Lewis points out that he does see opportunity for outsourcing, but at least in the case of Highcon customers it is more apt to be from establishments who’ve invested for their own needs but don’t yet have the volume.
“Trade finishers have mostly built their business around processes for the longer run jobs. Often outsourcing is done between partner printers, that work together to justify the cost of equipment,” says Rowden.
Similarly, lower cost practices like coating, lamination, and sleeking enable print providers to get their feet wet with embellishment.
These tools are a great way to get into unique finishing. Rowden points out that digital foils and unique laminates allow Skandacor to can get users into an entry-level laminator for around $5,000. He adds that UV coaters start at $12,000, and this is often the best way to get started if a more expensive option is not justified.
Duplo offers the DFL-500, which allows customers to add embellishments like soft touch and foil sleeking to printed pieces at a very low cost of entry.
“The simplest solutions are those that do not add an additional step to the production process,” says Raney. “So, for example adding spot coating or varnish in the same pass will not add much cost. In the same way cold embossing, when done at the same time as the die cutting will add embellishment at a very low cost. Of course, if you need additional steps, such as foil stamping, then the cost will increase.”
As it relates to high impact metallic transfer decoration, Aumann points to three primary technologies in the market today; transfer on toner, inkjet on transfer, and inkjet on substrate. “It is important to identify which technology is the best match for your applications and substrates. Transfer on toner technology certainly represents the best low-cost option with the lowest barriers to entry.”
Konica Minolta offers an entry-level desktop device called the AccurioShine 101. “This device is what the industry would commonly refer to as a sleeking device. Its main function is to apply various colors of metallic foils directly to areas of toner on the sheet to highlight specific areas of the printed piece. The AccurioShine 101 can also be used as a full sheet laminator as well. This is a great device to break into this segment and test the waters,” says Dembia.
The latest finishing tools add value with automation and the ability to create cost-effective, variable, short runs.

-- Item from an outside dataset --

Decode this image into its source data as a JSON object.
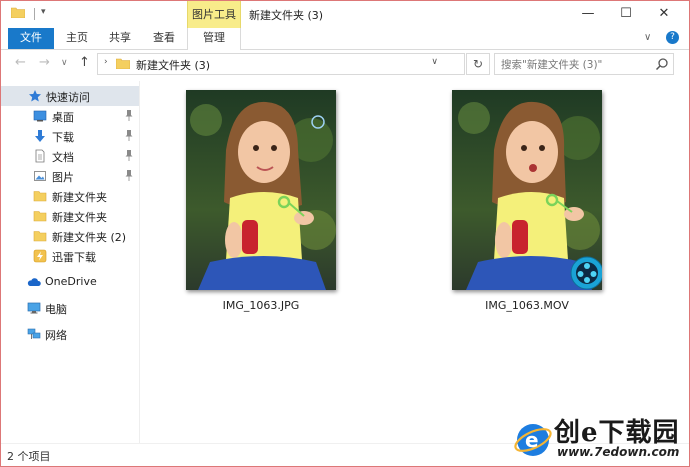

For more on this topic, join us for a free webinar on print finishing and embellishment on March 9, 2022. Register here. Panelists include Higcon, Konica Minolta, KURZ, and Skandacor. Sponsored by Amplify.
Feb2022, DPS Magazine